These incentives for research, development and technological innovation projects are one of the ways the Spanish government encourages R&D&I efforts at companies.
The tax credit is regulated in article 35 of the current Corporate Income Tax Law (Law 27/2014, of November 27, 2014) and is one of the most favorable of any OECD country. In Spain, companies can receive tax credits for up to 42% of their direct investment in a qualified research or development project.
The main advantages of these tax credits compared to other R&D&I incentives are as follows:
- Their economic impact is comparable to a tax-free subsidy.
- They can be applied across the board (for any company) and freely (for all types of knowledge areas and expenditure levels).
- The tax credits are not subject to a competitive process requiring a predetermined budget.

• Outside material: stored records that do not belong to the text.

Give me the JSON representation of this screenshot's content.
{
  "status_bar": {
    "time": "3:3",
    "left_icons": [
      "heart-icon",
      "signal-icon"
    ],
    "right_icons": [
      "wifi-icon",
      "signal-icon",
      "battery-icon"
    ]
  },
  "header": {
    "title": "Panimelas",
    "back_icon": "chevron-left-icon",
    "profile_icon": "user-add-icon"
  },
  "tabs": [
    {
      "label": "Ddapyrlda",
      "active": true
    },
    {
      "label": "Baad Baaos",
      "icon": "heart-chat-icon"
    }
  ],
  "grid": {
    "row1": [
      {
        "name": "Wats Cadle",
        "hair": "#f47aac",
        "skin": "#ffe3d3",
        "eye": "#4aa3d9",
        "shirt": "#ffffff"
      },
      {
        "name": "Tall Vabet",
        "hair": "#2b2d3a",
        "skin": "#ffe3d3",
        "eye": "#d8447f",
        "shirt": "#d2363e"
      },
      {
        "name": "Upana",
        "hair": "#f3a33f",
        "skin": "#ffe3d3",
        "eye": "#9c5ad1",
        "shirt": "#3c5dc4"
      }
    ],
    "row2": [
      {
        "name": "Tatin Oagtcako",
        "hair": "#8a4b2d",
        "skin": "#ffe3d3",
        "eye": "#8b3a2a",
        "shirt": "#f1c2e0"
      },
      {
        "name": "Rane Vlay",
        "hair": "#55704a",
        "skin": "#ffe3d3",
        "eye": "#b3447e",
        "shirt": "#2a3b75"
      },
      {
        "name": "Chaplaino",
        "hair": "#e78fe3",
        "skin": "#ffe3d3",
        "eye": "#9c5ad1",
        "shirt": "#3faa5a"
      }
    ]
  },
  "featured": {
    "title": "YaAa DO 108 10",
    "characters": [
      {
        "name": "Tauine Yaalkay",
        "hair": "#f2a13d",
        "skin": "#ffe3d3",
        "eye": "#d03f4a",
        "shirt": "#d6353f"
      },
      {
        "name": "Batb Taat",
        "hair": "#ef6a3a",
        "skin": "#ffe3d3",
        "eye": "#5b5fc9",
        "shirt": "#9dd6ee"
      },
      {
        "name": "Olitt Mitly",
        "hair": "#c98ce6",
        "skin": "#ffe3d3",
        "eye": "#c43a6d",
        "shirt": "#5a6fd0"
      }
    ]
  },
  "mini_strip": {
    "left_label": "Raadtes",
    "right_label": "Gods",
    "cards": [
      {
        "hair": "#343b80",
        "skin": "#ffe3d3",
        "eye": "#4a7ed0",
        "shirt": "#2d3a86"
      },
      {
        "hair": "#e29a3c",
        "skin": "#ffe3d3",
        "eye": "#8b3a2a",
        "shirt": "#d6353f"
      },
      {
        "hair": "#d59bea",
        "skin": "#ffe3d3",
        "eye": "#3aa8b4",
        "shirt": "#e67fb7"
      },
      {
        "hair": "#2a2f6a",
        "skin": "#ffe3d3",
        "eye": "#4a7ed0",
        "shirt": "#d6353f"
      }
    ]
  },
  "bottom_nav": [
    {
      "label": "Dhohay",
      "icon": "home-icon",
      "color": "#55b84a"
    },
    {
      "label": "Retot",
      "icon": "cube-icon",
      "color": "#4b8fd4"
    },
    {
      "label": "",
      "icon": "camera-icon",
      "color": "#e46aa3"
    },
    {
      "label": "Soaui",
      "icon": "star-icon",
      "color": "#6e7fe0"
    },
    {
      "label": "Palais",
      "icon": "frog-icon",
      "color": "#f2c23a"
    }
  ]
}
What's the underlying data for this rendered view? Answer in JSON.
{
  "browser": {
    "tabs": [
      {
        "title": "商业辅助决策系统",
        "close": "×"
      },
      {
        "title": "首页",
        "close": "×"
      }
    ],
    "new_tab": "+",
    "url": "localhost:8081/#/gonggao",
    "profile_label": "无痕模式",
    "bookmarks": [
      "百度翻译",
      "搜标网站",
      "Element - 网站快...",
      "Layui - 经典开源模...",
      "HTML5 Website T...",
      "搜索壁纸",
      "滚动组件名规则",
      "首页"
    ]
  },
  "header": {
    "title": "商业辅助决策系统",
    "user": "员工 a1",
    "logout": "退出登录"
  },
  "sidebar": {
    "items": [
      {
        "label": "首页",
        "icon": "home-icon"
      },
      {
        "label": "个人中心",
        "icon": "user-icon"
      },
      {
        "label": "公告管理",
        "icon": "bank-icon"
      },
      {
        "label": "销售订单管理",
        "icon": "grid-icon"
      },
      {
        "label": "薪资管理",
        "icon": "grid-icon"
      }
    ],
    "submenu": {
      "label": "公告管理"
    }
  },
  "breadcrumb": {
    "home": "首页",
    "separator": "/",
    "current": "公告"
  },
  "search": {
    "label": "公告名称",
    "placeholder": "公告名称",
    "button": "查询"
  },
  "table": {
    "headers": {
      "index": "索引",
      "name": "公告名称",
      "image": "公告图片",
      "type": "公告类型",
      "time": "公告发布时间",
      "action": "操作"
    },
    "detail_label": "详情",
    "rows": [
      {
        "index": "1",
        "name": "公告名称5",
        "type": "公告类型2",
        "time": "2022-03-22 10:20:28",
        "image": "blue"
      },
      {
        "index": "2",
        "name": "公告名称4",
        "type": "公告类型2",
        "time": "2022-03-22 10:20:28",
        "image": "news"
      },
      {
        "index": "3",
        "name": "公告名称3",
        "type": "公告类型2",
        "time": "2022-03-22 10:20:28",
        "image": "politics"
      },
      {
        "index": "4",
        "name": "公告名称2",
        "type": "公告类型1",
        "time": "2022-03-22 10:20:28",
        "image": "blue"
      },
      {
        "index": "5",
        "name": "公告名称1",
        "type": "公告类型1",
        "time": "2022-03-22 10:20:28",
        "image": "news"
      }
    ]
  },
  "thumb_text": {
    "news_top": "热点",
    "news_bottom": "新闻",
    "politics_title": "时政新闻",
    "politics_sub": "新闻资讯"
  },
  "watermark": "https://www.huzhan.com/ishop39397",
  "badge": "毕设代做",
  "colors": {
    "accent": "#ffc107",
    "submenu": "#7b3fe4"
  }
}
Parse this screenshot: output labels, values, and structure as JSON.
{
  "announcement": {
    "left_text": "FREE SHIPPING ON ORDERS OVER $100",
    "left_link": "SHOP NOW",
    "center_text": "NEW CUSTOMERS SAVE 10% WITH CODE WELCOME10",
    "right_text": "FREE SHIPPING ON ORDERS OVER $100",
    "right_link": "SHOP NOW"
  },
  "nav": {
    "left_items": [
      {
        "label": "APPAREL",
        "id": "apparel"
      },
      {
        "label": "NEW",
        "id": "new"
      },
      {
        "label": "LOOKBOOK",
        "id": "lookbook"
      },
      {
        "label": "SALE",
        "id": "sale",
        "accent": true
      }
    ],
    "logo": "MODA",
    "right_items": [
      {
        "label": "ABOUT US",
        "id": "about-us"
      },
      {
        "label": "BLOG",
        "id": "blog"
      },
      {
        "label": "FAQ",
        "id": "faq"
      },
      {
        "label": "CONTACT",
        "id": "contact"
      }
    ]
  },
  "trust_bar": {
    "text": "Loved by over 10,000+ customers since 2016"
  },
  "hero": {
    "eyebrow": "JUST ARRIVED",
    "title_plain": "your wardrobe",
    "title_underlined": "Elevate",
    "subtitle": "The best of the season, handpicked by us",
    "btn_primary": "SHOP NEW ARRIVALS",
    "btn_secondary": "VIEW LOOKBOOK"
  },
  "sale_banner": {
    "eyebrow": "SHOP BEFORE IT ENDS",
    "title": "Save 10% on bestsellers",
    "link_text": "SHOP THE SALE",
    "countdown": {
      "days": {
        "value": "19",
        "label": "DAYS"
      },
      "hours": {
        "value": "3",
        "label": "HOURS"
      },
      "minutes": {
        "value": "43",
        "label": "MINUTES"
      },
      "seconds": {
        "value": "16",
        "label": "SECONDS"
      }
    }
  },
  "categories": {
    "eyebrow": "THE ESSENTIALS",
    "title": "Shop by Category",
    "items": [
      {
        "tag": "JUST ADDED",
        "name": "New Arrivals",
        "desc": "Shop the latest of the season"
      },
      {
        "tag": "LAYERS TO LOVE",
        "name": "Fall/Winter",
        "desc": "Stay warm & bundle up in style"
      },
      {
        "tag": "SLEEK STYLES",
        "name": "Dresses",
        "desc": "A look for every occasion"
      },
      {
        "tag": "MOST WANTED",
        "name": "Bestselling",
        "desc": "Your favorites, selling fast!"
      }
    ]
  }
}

- The tax credit generated is proportional to the R&D&I activities carried out and is applied in the annual corporate income tax settlement, up to certain limits of gross tax payable (25% in general and 50% if R&D&I expenditure for the year exceeds 10% of gross corporate income tax payable).
Tax credits generated and not applied in a given year are not lost, but rather can be applied over the next 18 years.
More recently, the government realized that allowing Spanish companies to apply pending tax credits in future years might not be sufficient incentive for these businesses to step up their investments in R&D&I initiatives in the middle of a recession period. To give an additional incentive for the tax credit, Entrepreneurs Law 14/2013 introduced a change in the tax credit rules whereby, in certain circumstances, any company can apply their R&D&I tax credits generated with a 20% discount on the amount, up to 100% of gross corporate income tax payable (thereby reducing it to 0%). If, after that, the company still has tax credits pending application, it can request to have the amount credited through its corporate income tax return. This has been called the “monetization” of the R&D&I tax credit.
The combined sum of the tax credit taken or paid, in the case of technological innovation activities, is limited to €1 million per year. In addition, the combined sum of the tax credit taken or paid for research and development and technological innovation activities is limited to €3 million per year. Both limits are calculated taking into account all of the companies forming part of a corporate group (as “group” is defined in article 42 of the Commercial Code), regardless of residence and the obligation to prepare consolidated financial statements.
The following requirements must be met to apply the established mechanisms:
- The tax credit cannot have been applied within at least one year following the end of the tax period in which it was generated.
- The average headcount or, alternatively, the average headcount assigned to R&D&I activities cannot be reduced from the end of the tax period in which the tax credit was generated until the end of the period mentioned in point c) below.
- In the 24 months following the end of the tax period for which the tax return includes the tax credit or application for payment, an amount equal to the tax credit taken or paid must be used for R&D&I expenses or investments in property, plant or equipment or intangible assets exclusively used for such activities, excluding real estate.
- The company must have obtained a reasoned report on the classification of the activity as research and development or technological innovation, or an advance pricing agreement on the expenses and investments relating to those activities, in the terms established in article 35.4 of Law 27/2014.